Problem
Go through the entries below and pick out every line with "CNTR".

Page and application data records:
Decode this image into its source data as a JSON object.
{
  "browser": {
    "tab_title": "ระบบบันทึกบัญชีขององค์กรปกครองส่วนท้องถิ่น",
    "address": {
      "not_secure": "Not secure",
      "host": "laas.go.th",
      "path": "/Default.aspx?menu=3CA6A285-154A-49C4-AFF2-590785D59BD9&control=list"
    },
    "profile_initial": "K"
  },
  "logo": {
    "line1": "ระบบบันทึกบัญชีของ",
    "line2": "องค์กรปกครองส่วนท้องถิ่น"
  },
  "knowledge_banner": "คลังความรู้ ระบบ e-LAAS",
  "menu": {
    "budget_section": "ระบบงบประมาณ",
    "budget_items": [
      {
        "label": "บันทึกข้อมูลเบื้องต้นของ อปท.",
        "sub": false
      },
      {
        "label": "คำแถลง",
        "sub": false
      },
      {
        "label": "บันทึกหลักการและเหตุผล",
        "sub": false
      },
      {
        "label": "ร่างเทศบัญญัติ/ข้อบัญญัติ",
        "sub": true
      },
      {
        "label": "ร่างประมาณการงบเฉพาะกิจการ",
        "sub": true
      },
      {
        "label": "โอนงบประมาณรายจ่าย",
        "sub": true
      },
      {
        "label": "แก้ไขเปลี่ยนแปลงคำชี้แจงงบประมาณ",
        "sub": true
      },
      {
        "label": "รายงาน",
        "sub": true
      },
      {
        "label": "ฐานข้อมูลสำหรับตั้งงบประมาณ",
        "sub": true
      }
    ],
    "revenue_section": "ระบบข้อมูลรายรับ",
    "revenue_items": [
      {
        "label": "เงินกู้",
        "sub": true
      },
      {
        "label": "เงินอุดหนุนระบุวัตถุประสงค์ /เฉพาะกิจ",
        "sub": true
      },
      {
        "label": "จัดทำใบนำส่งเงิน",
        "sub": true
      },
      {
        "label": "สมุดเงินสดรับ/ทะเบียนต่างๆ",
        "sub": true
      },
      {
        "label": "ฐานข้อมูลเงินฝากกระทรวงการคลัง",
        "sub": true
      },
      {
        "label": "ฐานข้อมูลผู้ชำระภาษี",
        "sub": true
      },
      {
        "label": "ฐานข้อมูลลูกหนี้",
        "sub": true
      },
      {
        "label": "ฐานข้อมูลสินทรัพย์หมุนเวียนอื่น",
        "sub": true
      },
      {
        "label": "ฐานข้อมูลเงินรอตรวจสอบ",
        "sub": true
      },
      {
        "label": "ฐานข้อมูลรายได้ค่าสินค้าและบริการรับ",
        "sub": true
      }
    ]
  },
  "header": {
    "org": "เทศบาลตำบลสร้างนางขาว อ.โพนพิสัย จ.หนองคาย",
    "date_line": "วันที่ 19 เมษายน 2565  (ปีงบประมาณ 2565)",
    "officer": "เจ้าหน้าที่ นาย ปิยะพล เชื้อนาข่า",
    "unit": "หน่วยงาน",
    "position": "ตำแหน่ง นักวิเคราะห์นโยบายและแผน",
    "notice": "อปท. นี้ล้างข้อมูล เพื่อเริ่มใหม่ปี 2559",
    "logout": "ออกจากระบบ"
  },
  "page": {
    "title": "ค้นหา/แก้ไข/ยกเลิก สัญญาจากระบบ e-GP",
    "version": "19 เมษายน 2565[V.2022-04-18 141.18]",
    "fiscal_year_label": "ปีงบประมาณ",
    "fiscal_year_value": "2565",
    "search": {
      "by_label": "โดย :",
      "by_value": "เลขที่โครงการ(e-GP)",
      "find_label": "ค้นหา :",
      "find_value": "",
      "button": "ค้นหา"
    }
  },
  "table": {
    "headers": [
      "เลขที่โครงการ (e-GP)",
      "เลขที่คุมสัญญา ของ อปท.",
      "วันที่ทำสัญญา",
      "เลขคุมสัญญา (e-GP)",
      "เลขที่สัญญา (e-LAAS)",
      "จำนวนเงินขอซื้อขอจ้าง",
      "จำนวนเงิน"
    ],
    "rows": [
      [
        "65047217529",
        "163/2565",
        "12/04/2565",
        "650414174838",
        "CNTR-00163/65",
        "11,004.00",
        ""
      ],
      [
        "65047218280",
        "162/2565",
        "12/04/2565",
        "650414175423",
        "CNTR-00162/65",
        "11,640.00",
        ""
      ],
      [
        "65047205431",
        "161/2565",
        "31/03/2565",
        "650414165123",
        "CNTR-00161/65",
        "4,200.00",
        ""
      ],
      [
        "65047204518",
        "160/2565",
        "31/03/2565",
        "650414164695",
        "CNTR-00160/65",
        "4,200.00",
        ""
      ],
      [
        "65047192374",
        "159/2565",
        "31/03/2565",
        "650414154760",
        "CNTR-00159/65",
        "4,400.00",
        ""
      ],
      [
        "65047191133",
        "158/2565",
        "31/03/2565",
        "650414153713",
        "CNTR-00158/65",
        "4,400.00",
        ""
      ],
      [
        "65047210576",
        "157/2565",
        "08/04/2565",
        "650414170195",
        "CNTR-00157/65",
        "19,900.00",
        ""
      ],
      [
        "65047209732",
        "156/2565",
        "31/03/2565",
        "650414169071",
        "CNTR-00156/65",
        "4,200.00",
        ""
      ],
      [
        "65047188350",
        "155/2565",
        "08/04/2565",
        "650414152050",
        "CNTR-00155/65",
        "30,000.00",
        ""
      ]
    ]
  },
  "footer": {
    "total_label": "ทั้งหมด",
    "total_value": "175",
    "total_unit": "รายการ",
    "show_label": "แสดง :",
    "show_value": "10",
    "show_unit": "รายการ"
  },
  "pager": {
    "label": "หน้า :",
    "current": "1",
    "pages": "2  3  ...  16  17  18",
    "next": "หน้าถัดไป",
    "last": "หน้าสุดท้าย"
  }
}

Task answer
        "CNTR-00163/65",
        "CNTR-00162/65",
        "CNTR-00161/65",
        "CNTR-00160/65",
        "CNTR-00159/65",
        "CNTR-00158/65",
        "CNTR-00157/65",
        "CNTR-00156/65",
        "CNTR-00155/65",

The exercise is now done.